The question I have is why would an experienced industrial cleaning company worker have entered this tank without a confined space permit, air monitoring, ventilation and non entry rescue capability? Something just does not seem right. An industrial tank cleaner (and certainly his employer) should have recognized this was a confined space and should followed at least some basic confined space procedures. The company website discusses confined space as one of their specialties so this was not a company that was unaware of the hazards of this type of work.
The medical examiner has now reported that the worker died of head trauma from the fall. I have to wonder if perhaps the worker was overcome by methylene chloride vapors in the space ADJACENT to the tank opening and if he fell into the tank before he had a chance to assess the hazards and to follow some basic permit required confined space procedures. The worker’s partner never entered the tank but was also taken to the hospital with symptoms, leading me to believe that he was exposed to methylene chloride vapors in the adjacent space outside the tank opening. The Agency for Toxic Substances and Disease Registry (ASTDR) lists methylene chloride as a material that causes dizziness and unsteadiness. ASTDR indicates that even at low levels of exposure, workers may become less attentive and less accurate at tasks requiring hand eye coordination.
Unfortunately hazards of adjacent spaces are not generally recognized and are not covered in OSHA’s permit required confined space entry standard. The Chemical Safety Board has noted the hazards of adjacent spaces in some of their investigations, including the Valero Case, and has encouraged NFPA to address adjacent spaces in their Best Practices Document currently in development.
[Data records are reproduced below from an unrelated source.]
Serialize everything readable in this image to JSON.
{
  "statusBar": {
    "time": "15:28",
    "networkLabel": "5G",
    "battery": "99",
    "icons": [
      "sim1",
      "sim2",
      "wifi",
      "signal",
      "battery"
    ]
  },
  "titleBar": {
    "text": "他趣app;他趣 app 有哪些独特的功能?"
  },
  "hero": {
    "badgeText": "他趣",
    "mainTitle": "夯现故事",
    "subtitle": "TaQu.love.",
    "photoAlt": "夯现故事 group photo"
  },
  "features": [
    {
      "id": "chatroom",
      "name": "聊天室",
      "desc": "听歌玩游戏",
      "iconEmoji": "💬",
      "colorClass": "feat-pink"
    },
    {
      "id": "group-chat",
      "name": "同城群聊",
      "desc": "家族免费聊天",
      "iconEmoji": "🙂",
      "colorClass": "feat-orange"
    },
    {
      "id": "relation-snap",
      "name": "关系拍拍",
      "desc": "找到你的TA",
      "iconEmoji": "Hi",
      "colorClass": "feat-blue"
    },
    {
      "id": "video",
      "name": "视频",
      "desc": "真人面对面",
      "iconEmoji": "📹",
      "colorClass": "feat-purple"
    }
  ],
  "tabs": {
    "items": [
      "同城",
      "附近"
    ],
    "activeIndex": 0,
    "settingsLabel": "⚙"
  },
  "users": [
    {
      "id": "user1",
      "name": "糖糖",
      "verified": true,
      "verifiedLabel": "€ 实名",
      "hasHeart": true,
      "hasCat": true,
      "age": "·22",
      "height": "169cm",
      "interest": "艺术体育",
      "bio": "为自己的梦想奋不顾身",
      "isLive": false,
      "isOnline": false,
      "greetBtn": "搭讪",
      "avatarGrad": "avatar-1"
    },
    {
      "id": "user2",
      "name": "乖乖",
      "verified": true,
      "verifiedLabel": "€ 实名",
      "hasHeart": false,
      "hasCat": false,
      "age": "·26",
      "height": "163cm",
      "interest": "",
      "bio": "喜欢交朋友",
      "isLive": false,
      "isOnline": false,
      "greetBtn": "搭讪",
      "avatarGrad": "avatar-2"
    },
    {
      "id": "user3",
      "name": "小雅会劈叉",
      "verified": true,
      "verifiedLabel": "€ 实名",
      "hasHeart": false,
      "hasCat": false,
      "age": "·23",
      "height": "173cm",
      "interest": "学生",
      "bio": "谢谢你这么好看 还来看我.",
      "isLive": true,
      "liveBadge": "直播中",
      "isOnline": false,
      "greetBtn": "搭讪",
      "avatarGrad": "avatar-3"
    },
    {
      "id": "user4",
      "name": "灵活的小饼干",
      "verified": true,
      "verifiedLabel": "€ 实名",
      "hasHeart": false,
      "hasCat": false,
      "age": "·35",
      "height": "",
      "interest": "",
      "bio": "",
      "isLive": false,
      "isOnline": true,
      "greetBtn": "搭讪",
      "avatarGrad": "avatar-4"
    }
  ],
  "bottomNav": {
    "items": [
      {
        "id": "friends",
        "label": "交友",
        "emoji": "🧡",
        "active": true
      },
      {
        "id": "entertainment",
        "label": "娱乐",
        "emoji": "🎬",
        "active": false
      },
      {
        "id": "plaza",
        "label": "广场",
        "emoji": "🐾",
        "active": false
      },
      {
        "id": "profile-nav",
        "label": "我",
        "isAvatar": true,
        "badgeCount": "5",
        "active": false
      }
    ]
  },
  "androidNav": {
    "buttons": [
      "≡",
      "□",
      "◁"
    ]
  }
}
The NFPA Technical Committee on Confined Spaces is working on the development of a best practices document on confined space entry designed to address gaps in existing confined space standards. This document will go beyond the regulatory requirements and provide more prescriptive guidance on how to safely enter, work and exit from a confined space. The recognition and control of adjacent space hazards will be included in this document. Do you have any thoughts on how to address adjacent space hazards or other ideas for what should be included in the document? If so please leave a comment or contact npearce@ nfpa.org.